The Art of Modern Marketing: Luxury Brand Chanel at the Saatchi Gallery

Chanel takes aspirational merchandising to the next level with its indulgently oddball Mademoiselle Privé at the Saatchi Gallery. Go here to inhale soupçons of history, photograph camply kitsch displays and admire the intricate workmanship of handcrafted haute couture. But beware: this show has been cut into social media friendly bite-sized morsels and marked up by a huge percentage of hype.

Chanel exhibition Saatchi Gallery

Chanel jardin a la Francaise

Chanel sensory room

Chanel chains

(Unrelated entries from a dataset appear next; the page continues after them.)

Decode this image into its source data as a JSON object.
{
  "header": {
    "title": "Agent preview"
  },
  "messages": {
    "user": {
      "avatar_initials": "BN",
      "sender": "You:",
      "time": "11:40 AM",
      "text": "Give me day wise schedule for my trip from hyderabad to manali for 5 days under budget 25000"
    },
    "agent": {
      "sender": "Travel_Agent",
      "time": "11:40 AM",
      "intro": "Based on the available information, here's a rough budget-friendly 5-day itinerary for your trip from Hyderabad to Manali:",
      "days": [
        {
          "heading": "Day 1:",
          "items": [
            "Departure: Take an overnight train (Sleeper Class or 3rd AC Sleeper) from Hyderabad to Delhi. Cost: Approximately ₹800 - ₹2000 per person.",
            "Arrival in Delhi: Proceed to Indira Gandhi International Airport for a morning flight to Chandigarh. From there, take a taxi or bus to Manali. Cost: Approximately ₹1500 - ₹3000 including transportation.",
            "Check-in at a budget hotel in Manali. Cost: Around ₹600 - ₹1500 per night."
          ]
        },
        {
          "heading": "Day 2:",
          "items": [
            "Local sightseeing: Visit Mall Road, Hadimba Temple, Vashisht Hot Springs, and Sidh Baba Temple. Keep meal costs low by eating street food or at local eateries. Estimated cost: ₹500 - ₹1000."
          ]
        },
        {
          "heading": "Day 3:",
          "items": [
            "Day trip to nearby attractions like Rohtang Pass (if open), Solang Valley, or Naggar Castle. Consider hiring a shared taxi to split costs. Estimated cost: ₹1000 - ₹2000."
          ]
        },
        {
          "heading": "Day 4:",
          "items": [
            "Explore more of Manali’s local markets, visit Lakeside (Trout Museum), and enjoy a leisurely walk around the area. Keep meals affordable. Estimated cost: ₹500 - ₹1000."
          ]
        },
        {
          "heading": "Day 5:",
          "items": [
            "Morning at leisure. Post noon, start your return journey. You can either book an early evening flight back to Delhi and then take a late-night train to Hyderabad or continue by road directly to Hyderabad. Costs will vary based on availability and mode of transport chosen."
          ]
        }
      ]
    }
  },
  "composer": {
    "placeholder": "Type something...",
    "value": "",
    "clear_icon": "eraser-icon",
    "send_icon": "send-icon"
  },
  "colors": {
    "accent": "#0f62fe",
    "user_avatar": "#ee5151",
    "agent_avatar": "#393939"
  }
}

Mademoiselle Privé serves up the key elements of a contemporary luxury brand – a constantly visible logo and trademark features of provenance – in this case camellias, pearls, lucky numbers (5 in particular) and the wheatsheaf – along with house colours, iconic jewellery designs, famous perfumes and an enormous marketing spend. Most importantly, there are legions of ear-pieced security guards, plenty of roped-off queuing areas (anything that is worth having is surely worth waiting for?), mysterious lighting effects and enough mirrors to bring out the selfie-loving narcissist in even a nun. And there are lots of cameras in the trees outside too – or are those floodlights? The birdsong in the specially installed garden must be real, surely?

Chanel pearl totem

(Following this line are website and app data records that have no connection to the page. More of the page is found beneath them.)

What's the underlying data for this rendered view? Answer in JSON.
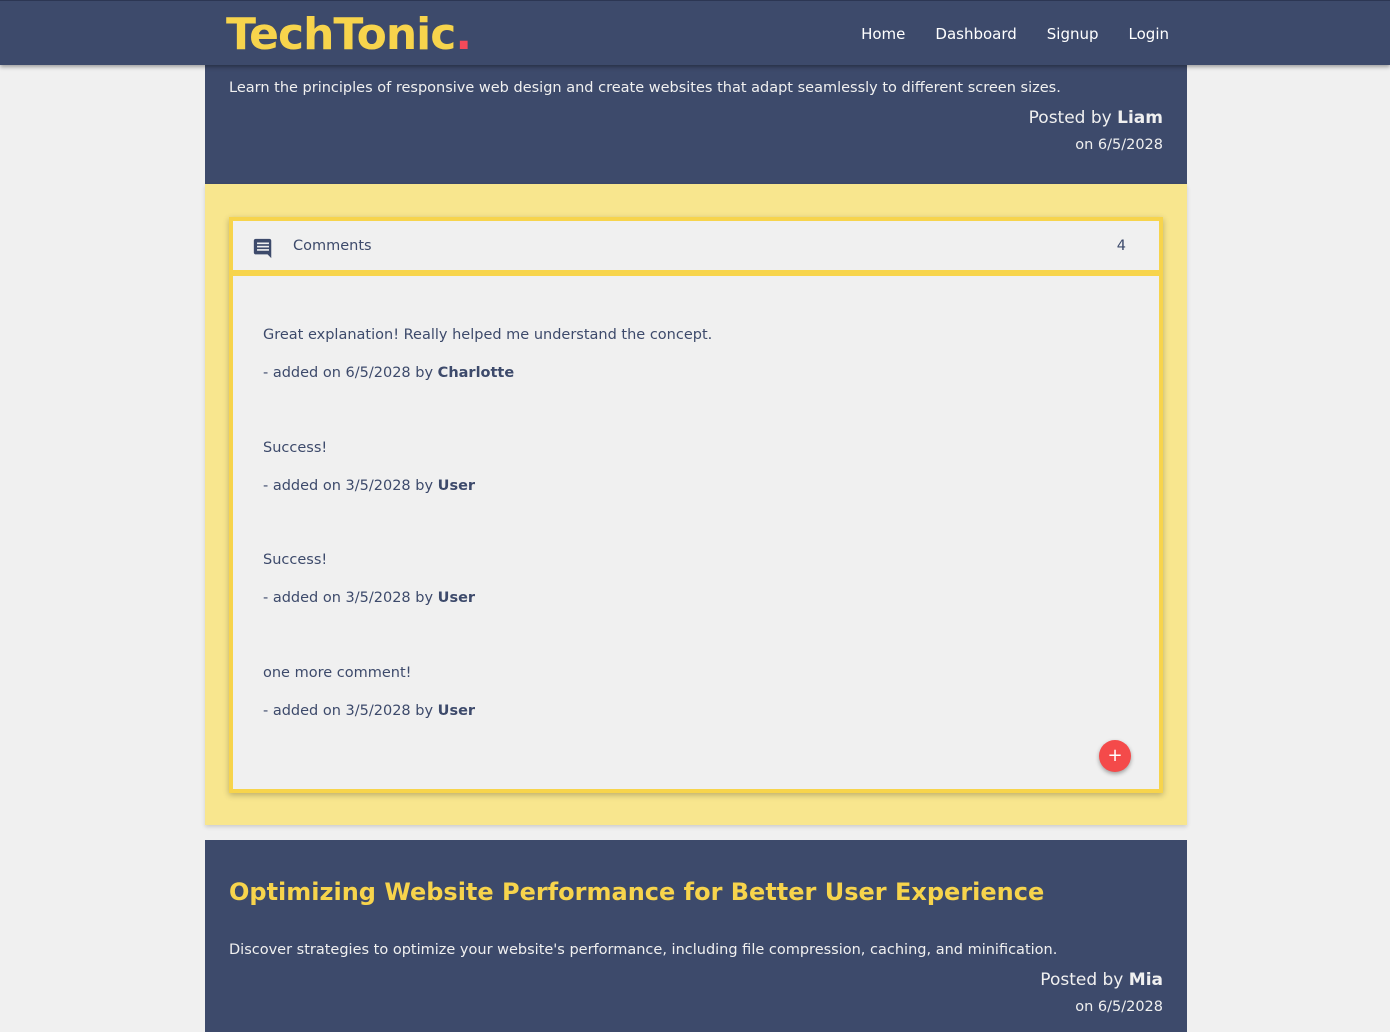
{
  "navbar": {
    "brand": "TechTonic",
    "brand_dot": ".",
    "links": [
      "Home",
      "Dashboard",
      "Signup",
      "Login"
    ]
  },
  "top_post": {
    "description": "Learn the principles of responsive web design and create websites that adapt seamlessly to different screen sizes.",
    "posted_by_prefix": "Posted by ",
    "author": "Liam",
    "date": "on 6/5/2028"
  },
  "comments": {
    "title": "Comments",
    "count": "4",
    "icon": "comment-icon",
    "items": [
      {
        "text": "Great explanation! Really helped me understand the concept.",
        "meta_prefix": "- added on 6/5/2028 by ",
        "author": "Charlotte"
      },
      {
        "text": "Success!",
        "meta_prefix": "- added on 3/5/2028 by ",
        "author": "User"
      },
      {
        "text": "Success!",
        "meta_prefix": "- added on 3/5/2028 by ",
        "author": "User"
      },
      {
        "text": "one more comment!",
        "meta_prefix": "- added on 3/5/2028 by ",
        "author": "User"
      }
    ],
    "add_label": "+"
  },
  "second_post": {
    "title": "Optimizing Website Performance for Better User Experience",
    "description": "Discover strategies to optimize your website's performance, including file compression, caching, and minification.",
    "posted_by_prefix": "Posted by ",
    "author": "Mia",
    "date": "on 6/5/2028"
  },
  "colors": {
    "navy": "#3d4a6b",
    "yellow": "#f7d44c",
    "pale_yellow": "#f8e68e",
    "red": "#f44a4a"
  }
}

Chanel typo

Chanel Wheatsheaf totem

Billed as “a journey through the origins of Chanel’s creations capturing the charismatic personality and irreverent spirit of Mademoiselle Chanel and Karl Lagerfeld,” it is a curiously curated experience, reminiscent of the hastily built set for an Alice in Wonderland style party, which has already taken place (weren’t you there darling?). Chanel conjures up notions of extreme perfection, not poorly translated and misspelled exhibit labels, out of order slot machines and a film with Karl Lagerfeld playing Karl Lagerfeld – badly. But perhaps this is all part of a plot to reach out to lovers of grunge, pop art, wabi-sabi, or whatever else is on the menu du jour?

Chanel haute couture

Chanel camellias by Lemarie

Chanel embroidered lace dress

Light is effectively used to show off the exquisite construction of Chanel’s couture gowns, and darkness brings out the brilliance of the 1932 Bijoux de diamants collection. But the overall impression is of packaging that’s a little tawdry for its prestigious product. The show merely nibbles at the edges of Coco Chanel’s world, production at the fashion house and the supremely skilled work of the specialist ateliers it keeps alive (though you can participate in workshops to find out at first hand about the work of Lesage and Lemarié). There is more background information on the strangely stylish website Inside Chanel, which also places the brand firmly in the 21st century (think H&M collaborations) with its moving graphics, videos and fast paced delivery.

Metiers d'art Paris Salzburg

Chanel Greek-pop totem

Chanel grunge gardenia

Visitors on the first day were a pretty eclectic crowd ranging from Sloaney ladies in frilled capes and furry gilets to the international design set (ever in black), furrow-browed fashion students and a pleasing number of well groomed (designer stubble and specs) Italian men. Expect to see lots of visitors showing off their trophy Chanel handbag. And to queue (or be VIP fast-tracked into a superior queue).

So, why see Mademoiselle Privé?

Because it’s here in London… And the press have been running full-page ads for it… And there’s a dedicated app… And time you enjoy wasting is not wasted time… Or perhaps you are just curious? If you do decide to go along, you won’t be wasting your money anyway, as the show is totally free, as are the workshops. There’s even a token goody bag. ShopCurious wonders if newly designated VIP Jeremy Corbyn will be visiting?

Chanel silver camelias slot machine


Your email address will not be published. Required fields are marked *